The kids at school pointed and whispered. Said he’d made orphans overseas. Watching people explode had turned him inside out.
Quiet as a wish, he carved up our kitchen table. Hacked it into figurines. Splintered bodies with round mouths. No eyes.
Afterward, we took nearly silent suppers squatting over linoleum, corners curling. The dolls were heaped in the corner not watching. I asked if he shot children over there. Ones who looked like me.
Hush that, mama said, spooning beans onto plates. I wondered if they brought to mind shrapnel. Pieces of people.
Once, while Mama bought time at Winn-Dixie, daddy slogged whiskey down his throat. Finally, unstrangled. I sat cross-legged, twitching to be filled with secrets.
His voice slick with memory: Monks ablaze. Flame-licked. Calm as nectarines.
He capped himself but not the bottle.
Still, my very own blooming postcard. Finally delivered. I turned it round and round in my mind until the edges softened.
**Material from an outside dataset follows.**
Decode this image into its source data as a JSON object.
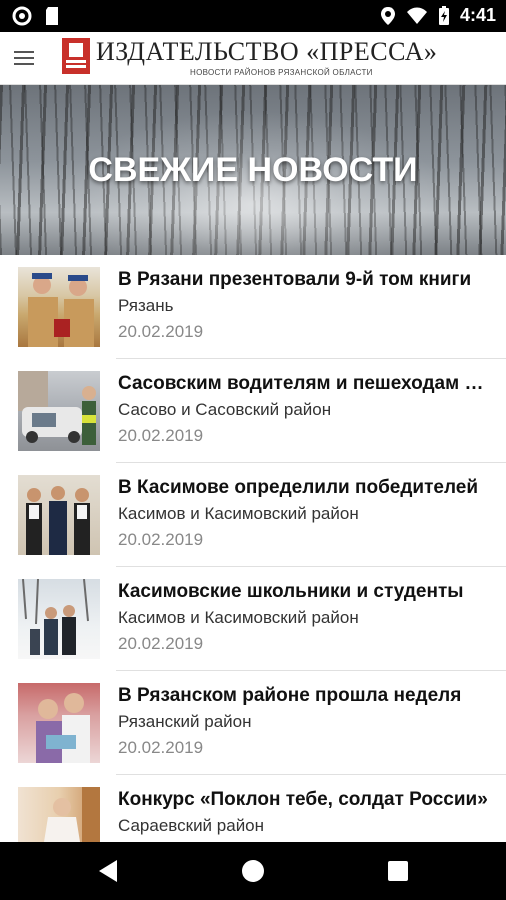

Nights I curled by the fire. In yellow footy pajammies. Waiting to spark.